*** Opening RECORDS SHOWN ***
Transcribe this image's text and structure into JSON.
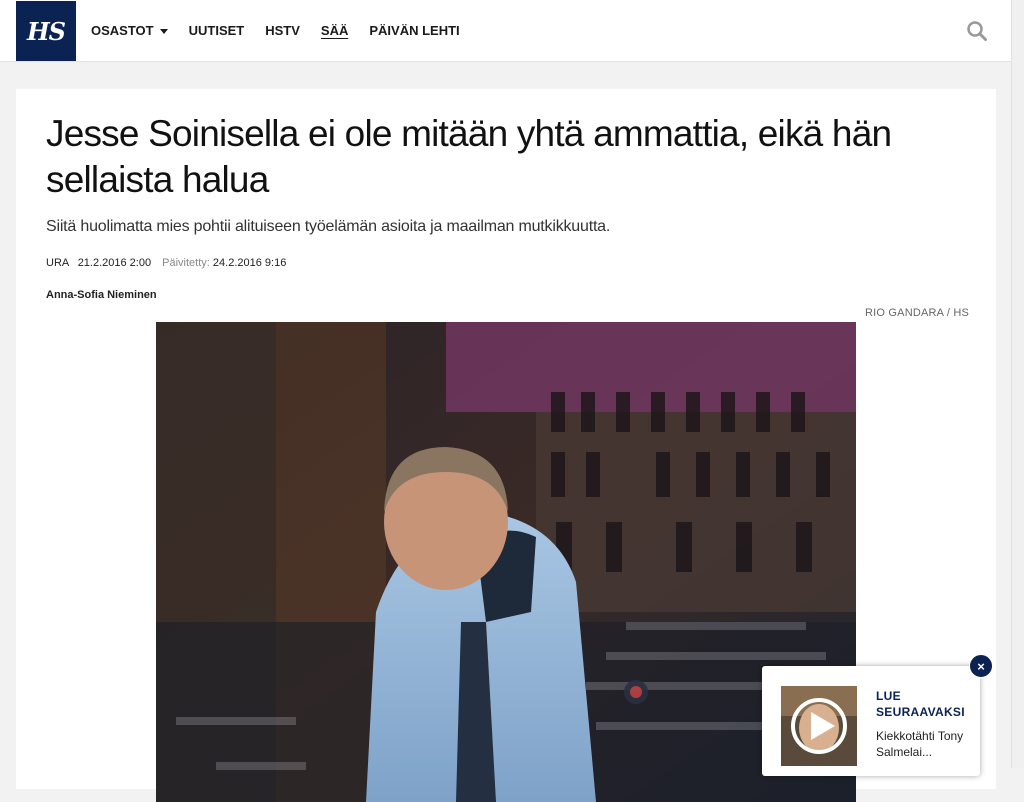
{
  "header": {
    "logo_text": "HS",
    "nav": [
      {
        "label": "OSASTOT",
        "dropdown": true,
        "active": false
      },
      {
        "label": "UUTISET",
        "active": false
      },
      {
        "label": "HSTV",
        "active": false
      },
      {
        "label": "SÄÄ",
        "active": true
      },
      {
        "label": "PÄIVÄN LEHTI",
        "active": false
      }
    ],
    "search_icon": "search-icon"
  },
  "article": {
    "headline": "Jesse Soinisella ei ole mitään yhtä ammattia, eikä hän sellaista halua",
    "lead": "Siitä huolimatta mies pohtii alituiseen työelämän asioita ja maailman mutkikkuutta.",
    "section": "URA",
    "published": "21.2.2016 2:00",
    "updated_label": "Päivitetty:",
    "updated": "24.2.2016 9:16",
    "author": "Anna-Sofia Nieminen",
    "photo_credit": "RIO GANDARA / HS"
  },
  "recommendation": {
    "title": "LUE SEURAAVAKSI",
    "text": "Kiekkotähti Tony Salmelai...",
    "close_label": "×",
    "play_icon": "play-icon"
  },
  "colors": {
    "brand": "#0a2352",
    "text": "#111111",
    "background": "#f2f2f2"
  }
}
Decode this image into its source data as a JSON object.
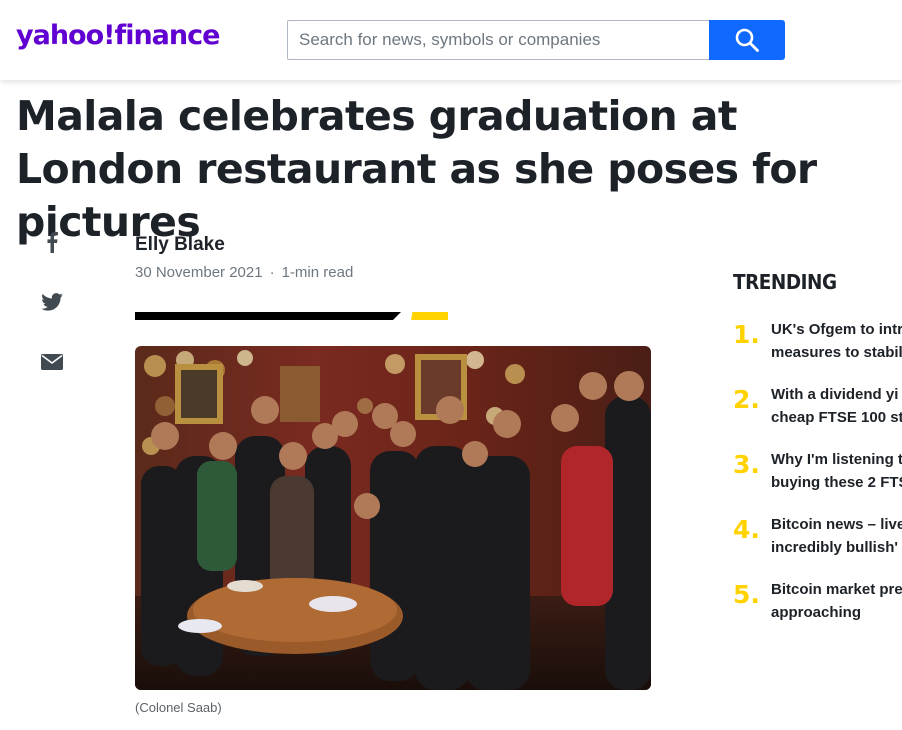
{
  "header": {
    "logo": "yahoo!finance",
    "search_placeholder": "Search for news, symbols or companies"
  },
  "article": {
    "headline": "Malala celebrates graduation at London restaurant as she poses for pictures",
    "author": "Elly Blake",
    "date": "30 November 2021",
    "separator": "·",
    "read_time": "1-min read",
    "photo_caption": "(Colonel Saab)"
  },
  "share_icons": [
    "facebook-icon",
    "twitter-icon",
    "mail-icon"
  ],
  "trending": {
    "title": "TRENDING",
    "items": [
      {
        "num": "1.",
        "line1": "UK's Ofgem to intr",
        "line2": "measures to stabil"
      },
      {
        "num": "2.",
        "line1": "With a dividend yi",
        "line2": "cheap FTSE 100 st"
      },
      {
        "num": "3.",
        "line1": "Why I'm listening t",
        "line2": "buying these 2 FTS"
      },
      {
        "num": "4.",
        "line1": "Bitcoin news – live",
        "line2": "incredibly bullish'"
      },
      {
        "num": "5.",
        "line1": "Bitcoin market pre",
        "line2": "approaching"
      }
    ]
  },
  "colors": {
    "brand_purple": "#6001d2",
    "search_blue": "#0f69ff",
    "accent_yellow": "#ffd200",
    "text_dark": "#1d2228"
  }
}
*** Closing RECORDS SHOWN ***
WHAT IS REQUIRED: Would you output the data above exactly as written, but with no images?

ANSWER SPACE:
Transcribe this image's text and structure into JSON.
{
  "header": {
    "logo_text": "HS",
    "nav": [
      {
        "label": "OSASTOT",
        "dropdown": true,
        "active": false
      },
      {
        "label": "UUTISET",
        "active": false
      },
      {
        "label": "HSTV",
        "active": false
      },
      {
        "label": "SÄÄ",
        "active": true
      },
      {
        "label": "PÄIVÄN LEHTI",
        "active": false
      }
    ],
    "search_icon": "search-icon"
  },
  "article": {
    "headline": "Jesse Soinisella ei ole mitään yhtä ammattia, eikä hän sellaista halua",
    "lead": "Siitä huolimatta mies pohtii alituiseen työelämän asioita ja maailman mutkikkuutta.",
    "section": "URA",
    "published": "21.2.2016 2:00",
    "updated_label": "Päivitetty:",
    "updated": "24.2.2016 9:16",
    "author": "Anna-Sofia Nieminen",
    "photo_credit": "RIO GANDARA / HS"
  },
  "recommendation": {
    "title": "LUE SEURAAVAKSI",
    "text": "Kiekkotähti Tony Salmelai...",
    "close_label": "×",
    "play_icon": "play-icon"
  },
  "colors": {
    "brand": "#0a2352",
    "text": "#111111",
    "background": "#f2f2f2"
  }
}
Decode this image into its source data as a JSON object.
{
  "header": {
    "logo": "yahoo!finance",
    "search_placeholder": "Search for news, symbols or companies"
  },
  "article": {
    "headline": "Malala celebrates graduation at London restaurant as she poses for pictures",
    "author": "Elly Blake",
    "date": "30 November 2021",
    "separator": "·",
    "read_time": "1-min read",
    "photo_caption": "(Colonel Saab)"
  },
  "share_icons": [
    "facebook-icon",
    "twitter-icon",
    "mail-icon"
  ],
  "trending": {
    "title": "TRENDING",
    "items": [
      {
        "num": "1.",
        "line1": "UK's Ofgem to intr",
        "line2": "measures to stabil"
      },
      {
        "num": "2.",
        "line1": "With a dividend yi",
        "line2": "cheap FTSE 100 st"
      },
      {
        "num": "3.",
        "line1": "Why I'm listening t",
        "line2": "buying these 2 FTS"
      },
      {
        "num": "4.",
        "line1": "Bitcoin news – live",
        "line2": "incredibly bullish'"
      },
      {
        "num": "5.",
        "line1": "Bitcoin market pre",
        "line2": "approaching"
      }
    ]
  },
  "colors": {
    "brand_purple": "#6001d2",
    "search_blue": "#0f69ff",
    "accent_yellow": "#ffd200",
    "text_dark": "#1d2228"
  }
}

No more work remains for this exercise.